Health

The Institute for Sustainable Health & Optimal Aging at the University of Louisville has been awarded a multimillion-dollar federal grant to bring health care to rural and medically underserved Kentuckians.

The $2.55 million grant from the U.S. Department of Health and Human Services will be used to create the Kentucky Rural & Underserved Geriatric Interprofessional Program.

The three-year initiative will partner with organizations from six rural counties in Kentucky: Hart, Metcalfe, Barren, Bullitt, Henry and Shelby.

Dr. Anna Faul, executive director of the Institute for Sustainable Health & Optimal Aging at U of L, said the program is designed to help primary care practices in rural areas deliver care to older adults with chronic conditions.

“You really need an integrated approach where you can work with all of these professionals, and they can come around the table and create care plans that can be effective and also empowering for the older adult,” she said.

According to the Administration on Aging, an agency of HHS, 19.1 percent of adults in Kentucky are over age 60, 9 percent are over 70, and 3.4 percent are over 80.

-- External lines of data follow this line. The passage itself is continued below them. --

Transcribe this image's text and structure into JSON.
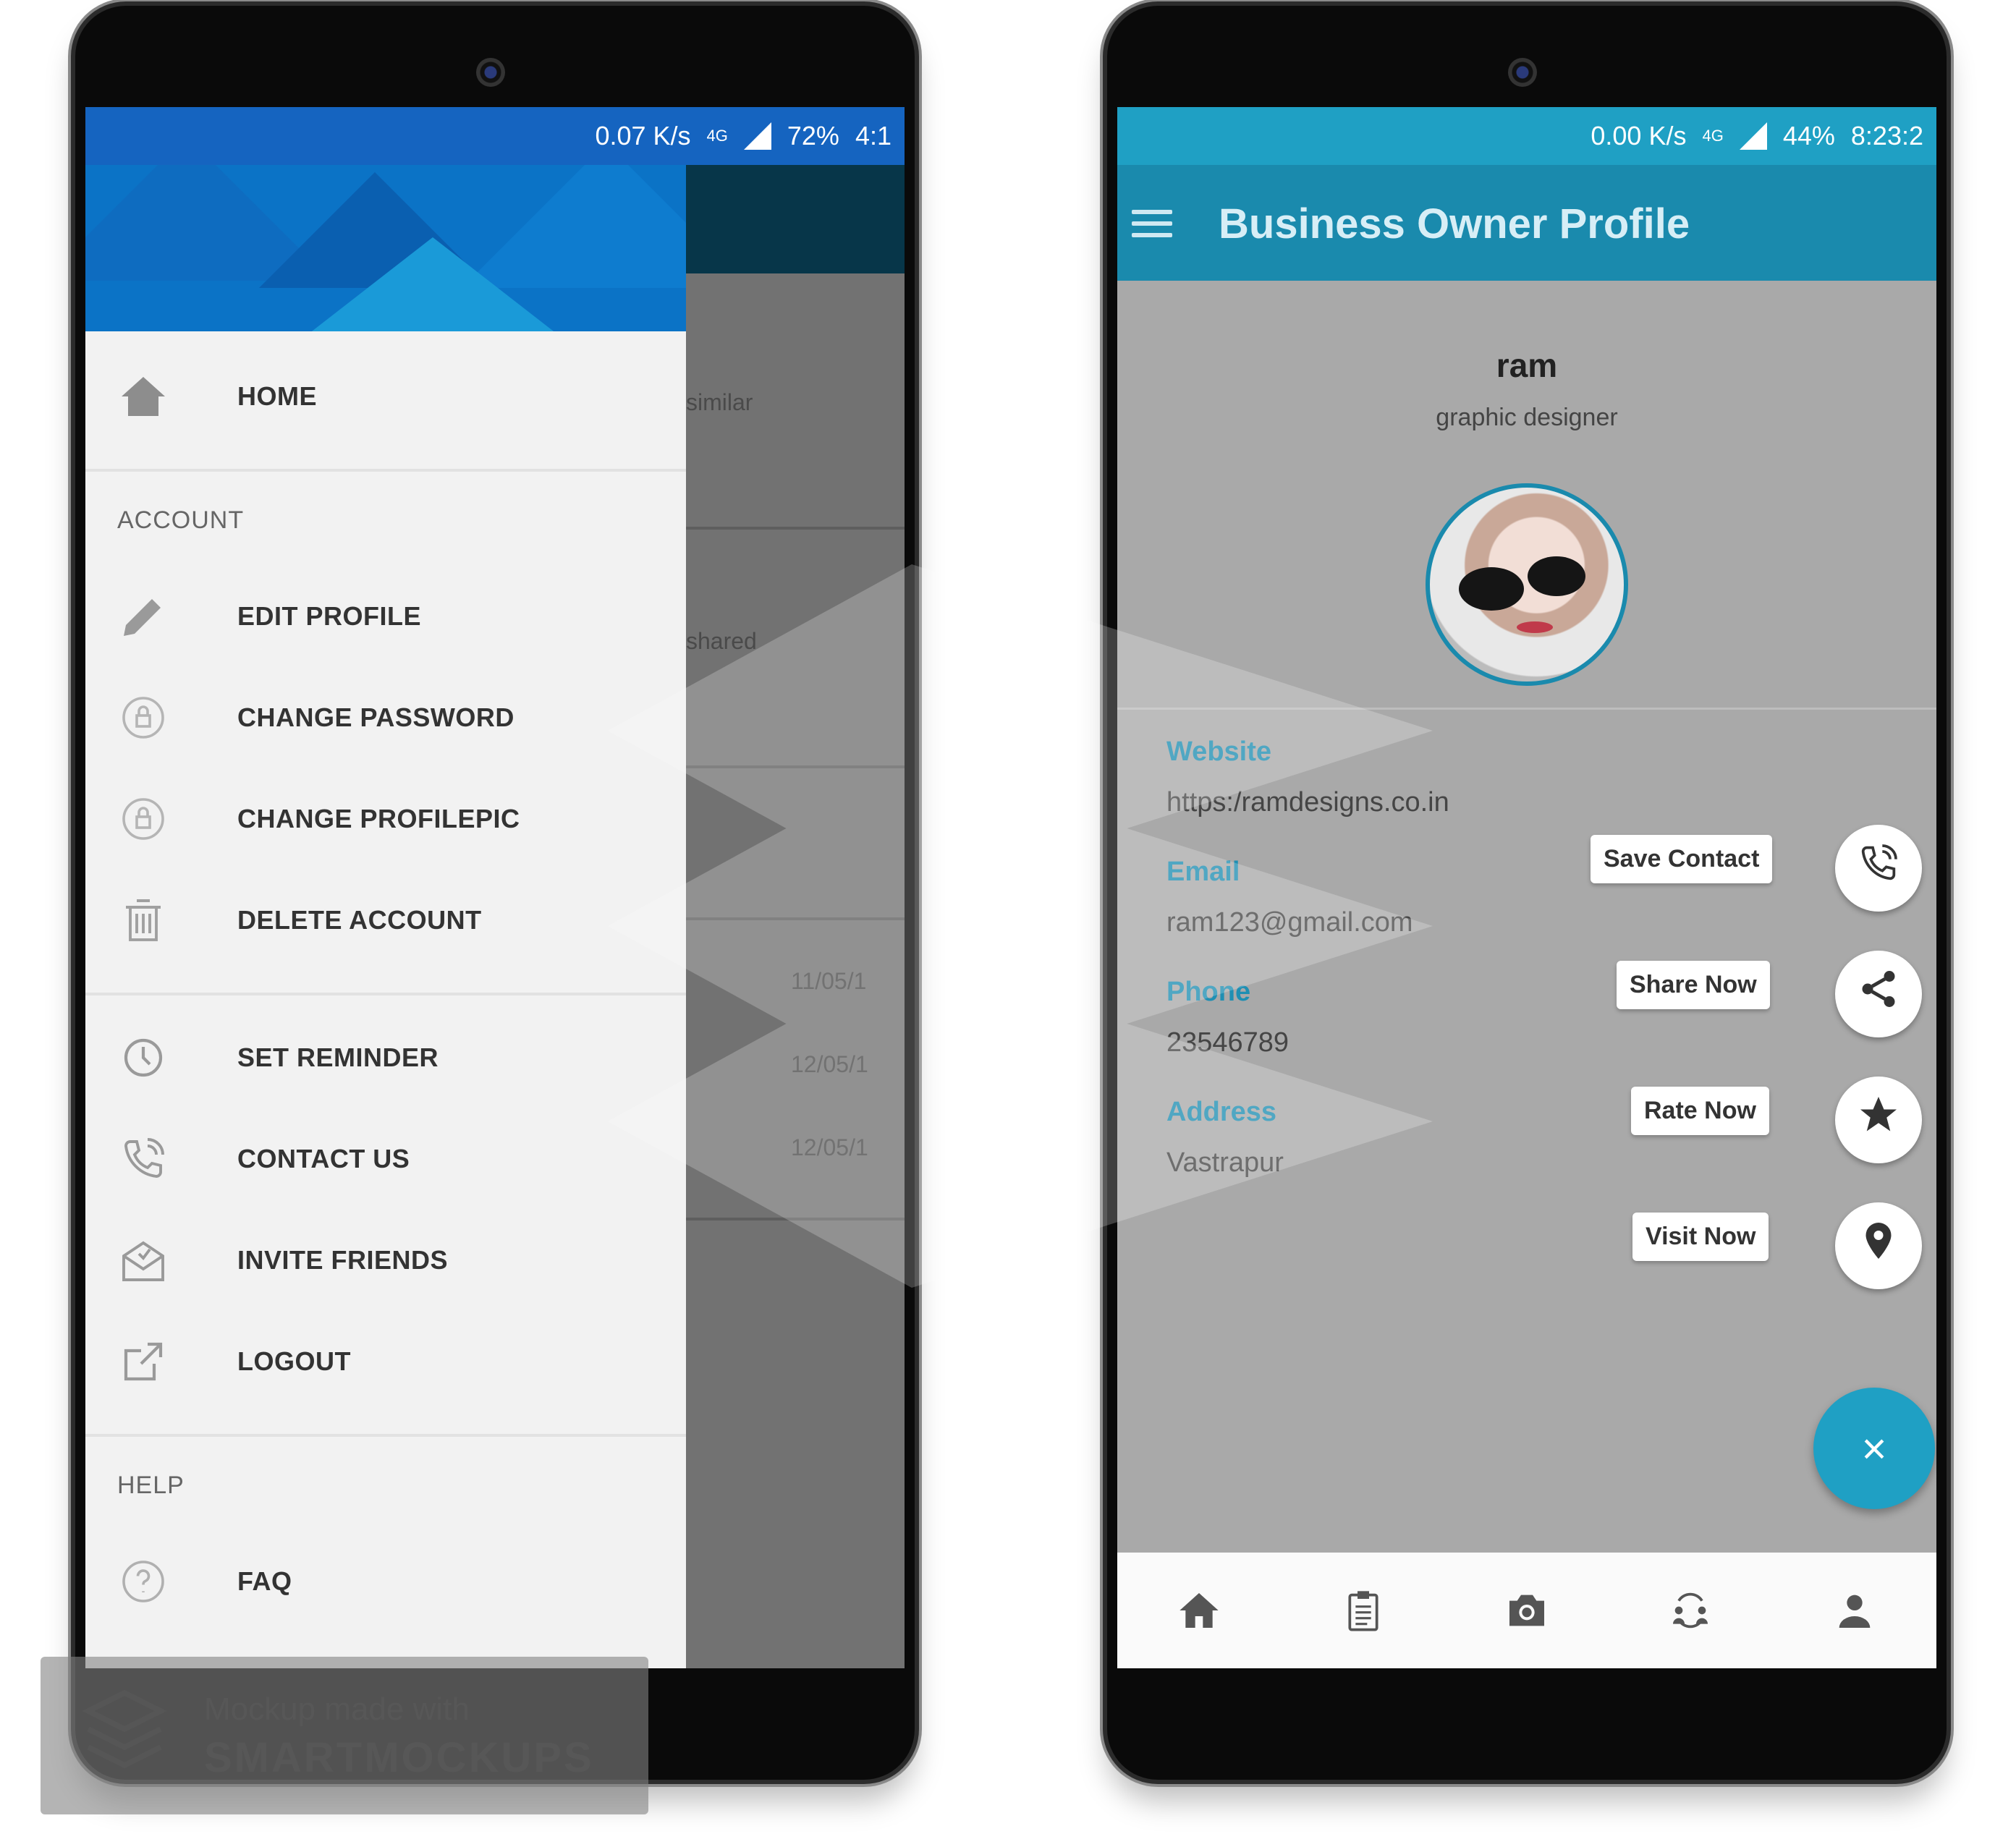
{
  "left_phone": {
    "status": {
      "speed": "0.07 K/s",
      "network": "4G",
      "battery": "72%",
      "time": "4:1"
    },
    "behind": {
      "item1": "similar",
      "item2": "shared",
      "dates": [
        "11/05/1",
        "12/05/1",
        "12/05/1"
      ]
    },
    "drawer": {
      "home": "HOME",
      "account_header": "ACCOUNT",
      "edit_profile": "EDIT PROFILE",
      "change_password": "CHANGE PASSWORD",
      "change_profilepic": "CHANGE PROFILEPIC",
      "delete_account": "DELETE ACCOUNT",
      "set_reminder": "SET REMINDER",
      "contact_us": "CONTACT US",
      "invite_friends": "INVITE FRIENDS",
      "logout": "LOGOUT",
      "help_header": "HELP",
      "faq": "FAQ"
    }
  },
  "right_phone": {
    "status": {
      "speed": "0.00 K/s",
      "network": "4G",
      "battery": "44%",
      "time": "8:23:2"
    },
    "appbar": {
      "title": "Business Owner Profile"
    },
    "profile": {
      "name": "ram",
      "role": "graphic designer",
      "website_label": "Website",
      "website_value": "https:/ramdesigns.co.in",
      "email_label": "Email",
      "email_value": "ram123@gmail.com",
      "phone_label": "Phone",
      "phone_value": "23546789",
      "address_label": "Address",
      "address_value": "Vastrapur"
    },
    "fab_actions": {
      "save_contact": "Save Contact",
      "share_now": "Share Now",
      "rate_now": "Rate Now",
      "visit_now": "Visit Now",
      "close": "×"
    }
  },
  "watermark": {
    "line1": "Mockup made with",
    "line2": "SMARTMOCKUPS"
  },
  "colors": {
    "left_status": "#1564c0",
    "right_accent": "#1fa0c4",
    "label_blue": "#1f8fb3"
  }
}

The program will also seek to address the shortage of workers in the geriatric and primary care workforces; the need to decrease the chronic disease burden in rural Kentucky; the lack of supportive environments to promote health for older rural populations; and the need for education and resources in Alzheimer’s disease and related dementias.

And the initiative will aim to train health care providers to deliver culturally competent care to the state’s growing Hispanic population.

“Some of the funds will go toward educating Hispanic students and professionals in effective care delivery in exactly this model of care coordination, and to make sure that the service is delivered in a culturally sensitive way,” Faul said.

Shelby, Hart, Metcalfe and Barren counties are showing an increase in their Hispanic populations, according to Faul.